[Element data from apps and pages]
========================================

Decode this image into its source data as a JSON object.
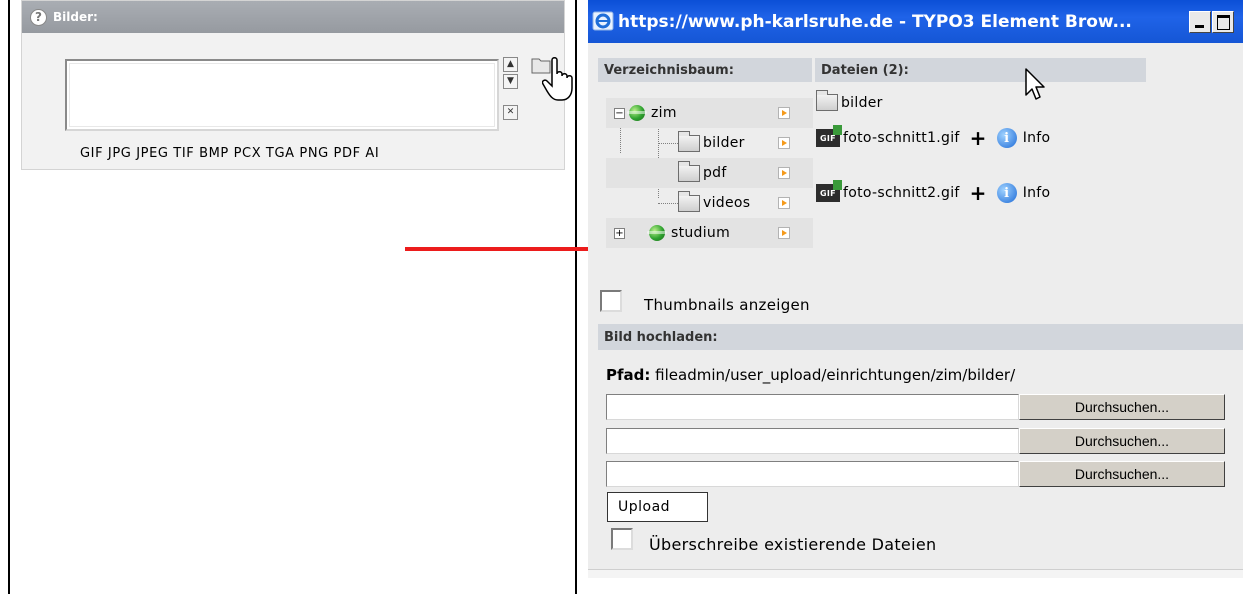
{
  "left_panel": {
    "help_icon": "?",
    "title": "Bilder:",
    "controls": {
      "up": "▲",
      "down": "▼",
      "remove": "✕"
    },
    "allowed_extensions": "GIF JPG JPEG TIF BMP PCX TGA PNG PDF AI"
  },
  "window": {
    "title": "https://www.ph-karlsruhe.de - TYPO3 Element Brow...",
    "directory_tree_label": "Verzeichnisbaum:",
    "files_label": "Dateien (2):",
    "tree": [
      {
        "label": "zim",
        "toggle": "−",
        "type": "globe"
      },
      {
        "label": "bilder",
        "type": "folder"
      },
      {
        "label": "pdf",
        "type": "folder"
      },
      {
        "label": "videos",
        "type": "folder"
      },
      {
        "label": "studium",
        "toggle": "+",
        "type": "globe"
      }
    ],
    "files": {
      "folder": "bilder",
      "items": [
        {
          "icon": "GIF",
          "name": "foto-schnitt1.gif",
          "plus": "+",
          "info_icon": "i",
          "info": "Info"
        },
        {
          "icon": "GIF",
          "name": "foto-schnitt2.gif",
          "plus": "+",
          "info_icon": "i",
          "info": "Info"
        }
      ]
    },
    "thumbnails_label": "Thumbnails anzeigen",
    "upload_section_label": "Bild hochladen:",
    "path_label": "Pfad:",
    "path_value": "fileadmin/user_upload/einrichtungen/zim/bilder/",
    "browse_label": "Durchsuchen...",
    "upload_button": "Upload",
    "overwrite_label": "Überschreibe existierende Dateien"
  },
  "colors": {
    "titlebar": "#1f63e8",
    "section_header": "#d2d6dc",
    "arrow": "#ec1c1c",
    "left_header": "#a0a4aa"
  }
}
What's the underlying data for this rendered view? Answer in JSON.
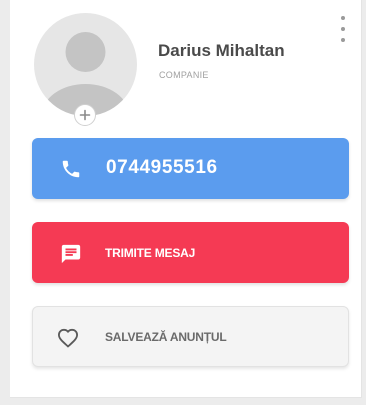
{
  "seller": {
    "name": "Darius Mihaltan",
    "role": "COMPANIE"
  },
  "actions": {
    "phone_number": "0744955516",
    "message_label": "TRIMITE MESAJ",
    "save_label": "SALVEAZĂ ANUNȚUL"
  },
  "icons": {
    "avatar": "person-silhouette",
    "avatar_add": "plus-icon",
    "menu": "kebab-icon",
    "phone": "phone-icon",
    "message": "chat-icon",
    "save": "heart-outline-icon"
  },
  "colors": {
    "phone_button": "#5b9cee",
    "message_button": "#f53a54",
    "save_button": "#f4f4f4"
  }
}
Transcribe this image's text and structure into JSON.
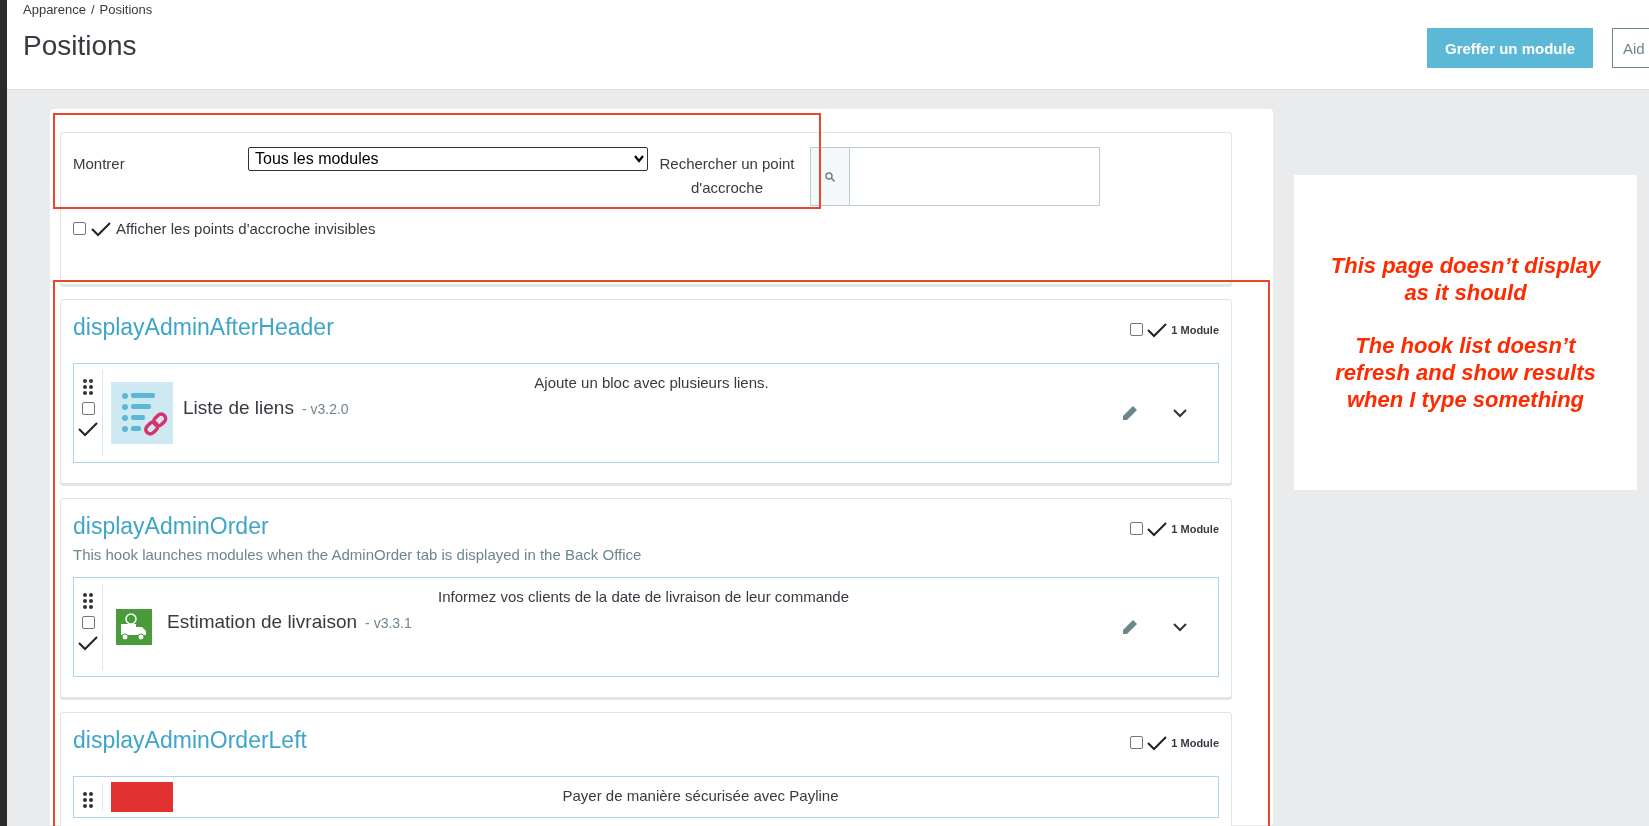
{
  "breadcrumb": [
    {
      "label": "Apparence",
      "separator": "/"
    },
    {
      "label": "Positions"
    }
  ],
  "page_title": "Positions",
  "header_buttons": [
    {
      "label": "Greffer un module",
      "kind": "primary"
    },
    {
      "label": "Aid",
      "kind": "outline"
    }
  ],
  "filter": {
    "show_label": "Montrer",
    "show_value": "Tous les modules",
    "search_label": "Rechercher un point d'accroche",
    "invisible_hooks": {
      "label": "Afficher les points d'accroche invisibles",
      "checked": false
    }
  },
  "hooks": [
    {
      "name": "displayAdminAfterHeader",
      "count": "1 Module",
      "checked": false,
      "modules": [
        {
          "kind": "links",
          "title": "Liste de liens",
          "version": "- v3.2.0",
          "description": "Ajoute un bloc avec plusieurs liens.",
          "checked": false
        }
      ]
    },
    {
      "name": "displayAdminOrder",
      "description": "This hook launches modules when the AdminOrder tab is displayed in the Back Office",
      "count": "1 Module",
      "checked": false,
      "modules": [
        {
          "kind": "truck",
          "title": "Estimation de livraison",
          "version": "- v3.3.1",
          "description": "Informez vos clients de la date de livraison de leur commande",
          "checked": false
        }
      ]
    },
    {
      "name": "displayAdminOrderLeft",
      "count": "1 Module",
      "checked": false,
      "modules": [
        {
          "kind": "logo",
          "description": "Payer de manière sécurisée avec Payline"
        }
      ]
    }
  ],
  "note": [
    "This page doesn’t display as it should",
    "The hook list doesn’t refresh and show results when I type something"
  ]
}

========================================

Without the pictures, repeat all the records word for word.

> _REPLY TO THE EXERCISE_
Decode this image into its source data as a JSON object.
{
  "left_panel": {
    "help_icon": "?",
    "title": "Bilder:",
    "controls": {
      "up": "▲",
      "down": "▼",
      "remove": "✕"
    },
    "allowed_extensions": "GIF JPG JPEG TIF BMP PCX TGA PNG PDF AI"
  },
  "window": {
    "title": "https://www.ph-karlsruhe.de - TYPO3 Element Brow...",
    "directory_tree_label": "Verzeichnisbaum:",
    "files_label": "Dateien (2):",
    "tree": [
      {
        "label": "zim",
        "toggle": "−",
        "type": "globe"
      },
      {
        "label": "bilder",
        "type": "folder"
      },
      {
        "label": "pdf",
        "type": "folder"
      },
      {
        "label": "videos",
        "type": "folder"
      },
      {
        "label": "studium",
        "toggle": "+",
        "type": "globe"
      }
    ],
    "files": {
      "folder": "bilder",
      "items": [
        {
          "icon": "GIF",
          "name": "foto-schnitt1.gif",
          "plus": "+",
          "info_icon": "i",
          "info": "Info"
        },
        {
          "icon": "GIF",
          "name": "foto-schnitt2.gif",
          "plus": "+",
          "info_icon": "i",
          "info": "Info"
        }
      ]
    },
    "thumbnails_label": "Thumbnails anzeigen",
    "upload_section_label": "Bild hochladen:",
    "path_label": "Pfad:",
    "path_value": "fileadmin/user_upload/einrichtungen/zim/bilder/",
    "browse_label": "Durchsuchen...",
    "upload_button": "Upload",
    "overwrite_label": "Überschreibe existierende Dateien"
  },
  "colors": {
    "titlebar": "#1f63e8",
    "section_header": "#d2d6dc",
    "arrow": "#ec1c1c",
    "left_header": "#a0a4aa"
  }
}
What's the underlying data for this rendered view? Answer in JSON.
{
  "seller": {
    "name": "Darius Mihaltan",
    "role": "COMPANIE"
  },
  "actions": {
    "phone_number": "0744955516",
    "message_label": "TRIMITE MESAJ",
    "save_label": "SALVEAZĂ ANUNȚUL"
  },
  "icons": {
    "avatar": "person-silhouette",
    "avatar_add": "plus-icon",
    "menu": "kebab-icon",
    "phone": "phone-icon",
    "message": "chat-icon",
    "save": "heart-outline-icon"
  },
  "colors": {
    "phone_button": "#5b9cee",
    "message_button": "#f53a54",
    "save_button": "#f4f4f4"
  }
}
Transcribe this image's text and structure into JSON.
{
  "breadcrumb": [
    {
      "label": "Apparence",
      "separator": "/"
    },
    {
      "label": "Positions"
    }
  ],
  "page_title": "Positions",
  "header_buttons": [
    {
      "label": "Greffer un module",
      "kind": "primary"
    },
    {
      "label": "Aid",
      "kind": "outline"
    }
  ],
  "filter": {
    "show_label": "Montrer",
    "show_value": "Tous les modules",
    "search_label": "Rechercher un point d'accroche",
    "invisible_hooks": {
      "label": "Afficher les points d'accroche invisibles",
      "checked": false
    }
  },
  "hooks": [
    {
      "name": "displayAdminAfterHeader",
      "count": "1 Module",
      "checked": false,
      "modules": [
        {
          "kind": "links",
          "title": "Liste de liens",
          "version": "- v3.2.0",
          "description": "Ajoute un bloc avec plusieurs liens.",
          "checked": false
        }
      ]
    },
    {
      "name": "displayAdminOrder",
      "description": "This hook launches modules when the AdminOrder tab is displayed in the Back Office",
      "count": "1 Module",
      "checked": false,
      "modules": [
        {
          "kind": "truck",
          "title": "Estimation de livraison",
          "version": "- v3.3.1",
          "description": "Informez vos clients de la date de livraison de leur commande",
          "checked": false
        }
      ]
    },
    {
      "name": "displayAdminOrderLeft",
      "count": "1 Module",
      "checked": false,
      "modules": [
        {
          "kind": "logo",
          "description": "Payer de manière sécurisée avec Payline"
        }
      ]
    }
  ],
  "note": [
    "This page doesn’t display as it should",
    "The hook list doesn’t refresh and show results when I type something"
  ]
}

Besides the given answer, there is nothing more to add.